Monday, October 13, 2008

Background on first began offering online courses in 2002 -- Digital Licensing Online -- based on the book by Lesley Ellen Harris, Licensing Digital Content (ALA Editions,

By the end of 2007, more than 6,000 people had enrolled in one or more of our 8 courses (listed below) and are now Alumni.

Our courses are taught directly through and also in conjunction with the American Library Association, Special Library Association, OCLC, Palinet, Solinet, FedLink, NFais, Access Copyright, Registered Graphic Designers, and Association of Canadian Publishers.

Beside each course name, I have included the year in which the course was first offered. Each year, each course is updated to reflect changes in law and technology.

2002 - Digital Licensing for Libraries
2002 - Canadian Copyright Law
2004 - U.S. Copyright Law
2004 - Managing Copyright Issues
2005 - Digital Content Management
2005 - Practical International Copyright Law
2007 - Developing a Copyright Policy
2008 - Copyright Education
2009 - Copyright Law for Canadian Librarians (first offering ever: April 20, 2009)

If you need assistance selecting your next course, or have a suggestion for a new course, please email me (seminars at


Syllabus for Canadian Copyright Law

Canadian Copyright Law (CCL)
A Primer on Canadian Copyright Law


1. Understanding intellectual property
2. History of Canadian copyright law
3. Criteria for copyright protection (e.g., originality, fixation)
4. How to obtain copyright protection
5. How does international copyright protection work?
6. What is protected by copyright?
7. Who owns copyright?
8. The duration of copyright
9. Rights protected by copyright
10. Limitations on rights
11. How may rights be exploited?
12. How is copyright violated?
13. Remedies for the violation of copyright
14. Using copyright-protected materials
15. A comparison of Canadian and U.S. copyright laws
16. Digital copyright and electronic rights

A final quiz with 16 multiple choice questions is e-mailed to participants following e-lesson 16.
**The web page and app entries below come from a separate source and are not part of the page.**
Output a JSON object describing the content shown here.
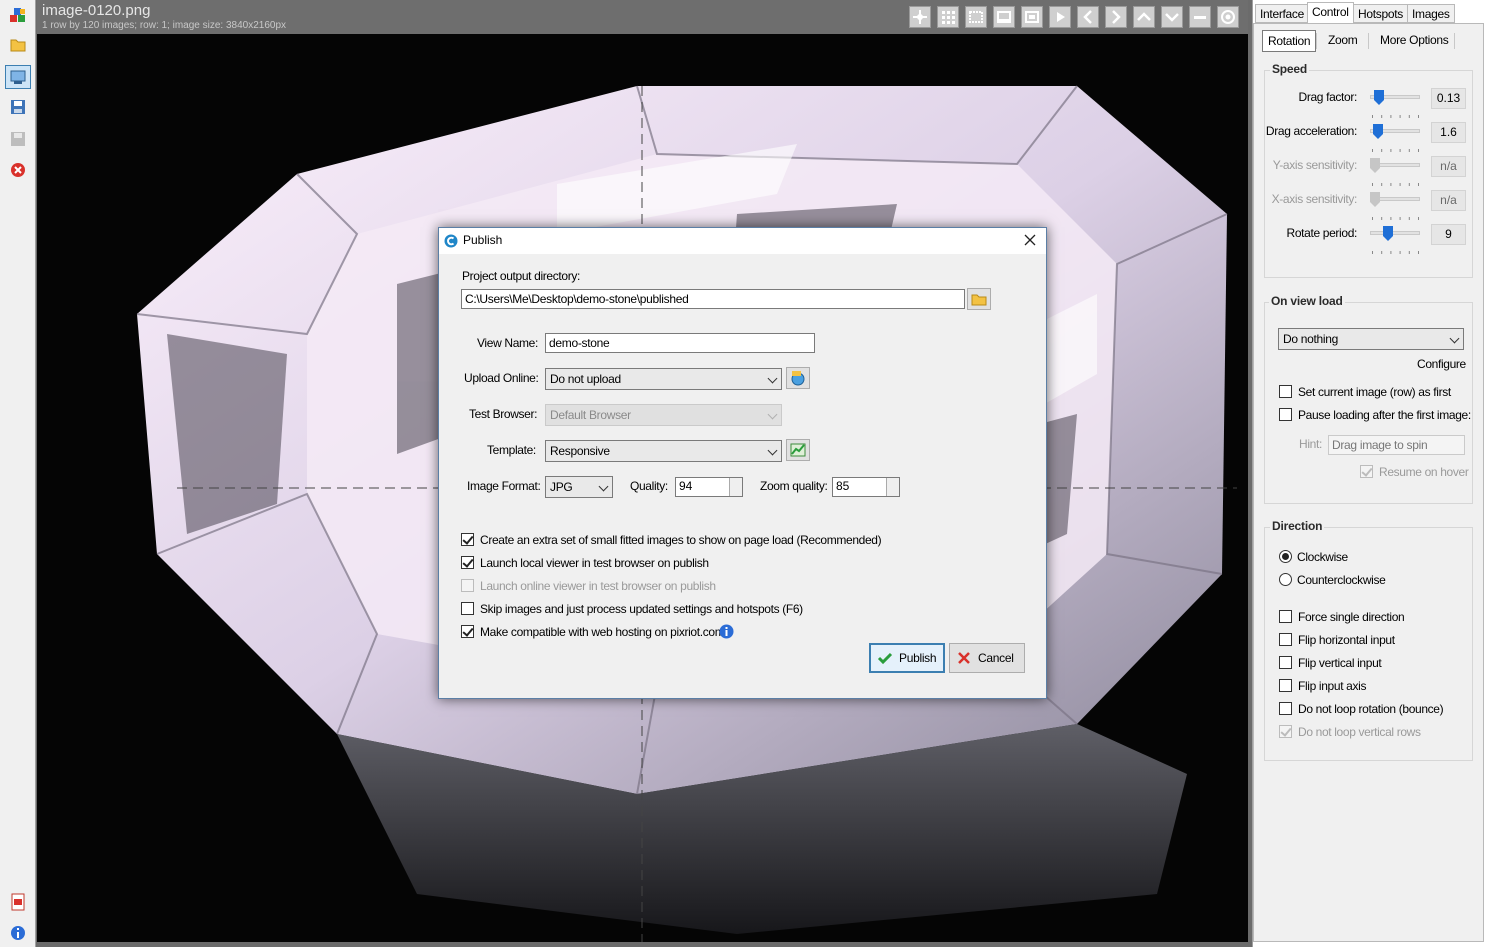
{
  "viewer": {
    "title": "image-0120.png",
    "info": "1 row by 120 images; row: 1; image size: 3840x2160px",
    "toolbar_icons": [
      "move-icon",
      "grid-icon",
      "select-icon",
      "strip-icon",
      "fit-icon",
      "play-icon",
      "prev-icon",
      "next-icon",
      "up-icon",
      "down-icon",
      "minus-icon",
      "target-icon"
    ]
  },
  "left_toolbar": {
    "icons": [
      "modules-icon",
      "open-folder-icon",
      "publish-icon",
      "save-icon",
      "disk-icon",
      "close-icon",
      "pdf-icon",
      "info-icon"
    ]
  },
  "right_panel": {
    "tabs": [
      "Interface",
      "Control",
      "Hotspots",
      "Images"
    ],
    "active_tab": "Control",
    "subtabs": [
      "Rotation",
      "Zoom",
      "More Options"
    ],
    "speed": {
      "title": "Speed",
      "rows": [
        {
          "label": "Drag factor:",
          "value": "0.13",
          "level": 0.1,
          "enabled": true
        },
        {
          "label": "Drag acceleration:",
          "value": "1.6",
          "level": 0.08,
          "enabled": true
        },
        {
          "label": "Y-axis sensitivity:",
          "value": "n/a",
          "level": 0.0,
          "enabled": false
        },
        {
          "label": "X-axis sensitivity:",
          "value": "n/a",
          "level": 0.0,
          "enabled": false
        },
        {
          "label": "Rotate period:",
          "value": "9",
          "level": 0.33,
          "enabled": true
        }
      ]
    },
    "on_view_load": {
      "title": "On view load",
      "action": "Do nothing",
      "configure": "Configure",
      "set_first": "Set current image (row) as first",
      "pause_loading": "Pause loading after the first image:",
      "hint_label": "Hint:",
      "hint_value": "Drag image to spin",
      "resume_hover": "Resume on hover"
    },
    "direction": {
      "title": "Direction",
      "clockwise": "Clockwise",
      "counterclockwise": "Counterclockwise",
      "force_single": "Force single direction",
      "flip_h": "Flip horizontal input",
      "flip_v": "Flip vertical input",
      "flip_axis": "Flip input axis",
      "no_loop": "Do not loop rotation (bounce)",
      "no_loop_v": "Do not loop vertical rows"
    }
  },
  "dialog": {
    "title": "Publish",
    "output_dir_label": "Project output directory:",
    "output_dir": "C:\\Users\\Me\\Desktop\\demo-stone\\published",
    "view_name_label": "View Name:",
    "view_name": "demo-stone",
    "upload_label": "Upload Online:",
    "upload_value": "Do not upload",
    "test_browser_label": "Test Browser:",
    "test_browser_value": "Default Browser",
    "template_label": "Template:",
    "template_value": "Responsive",
    "image_format_label": "Image Format:",
    "image_format": "JPG",
    "quality_label": "Quality:",
    "quality": "94",
    "zoom_quality_label": "Zoom quality:",
    "zoom_quality": "85",
    "opt_fitted": "Create an extra set of small fitted images to show on page load (Recommended)",
    "opt_launch_local": "Launch local viewer in test browser on publish",
    "opt_launch_online": "Launch online viewer in test browser on publish",
    "opt_skip": "Skip images and just process updated settings and hotspots (F6)",
    "opt_compat": "Make compatible with web hosting on pixriot.com",
    "publish_btn": "Publish",
    "cancel_btn": "Cancel"
  },
  "colors": {
    "accent": "#3c7fb1",
    "slider_thumb": "#1f6fd6",
    "stone_light": "#f3e6f5"
  }
}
This course will next be offered over a 5 week period beginning November 3, 2008 and ending December 5, 2008. Registration is at: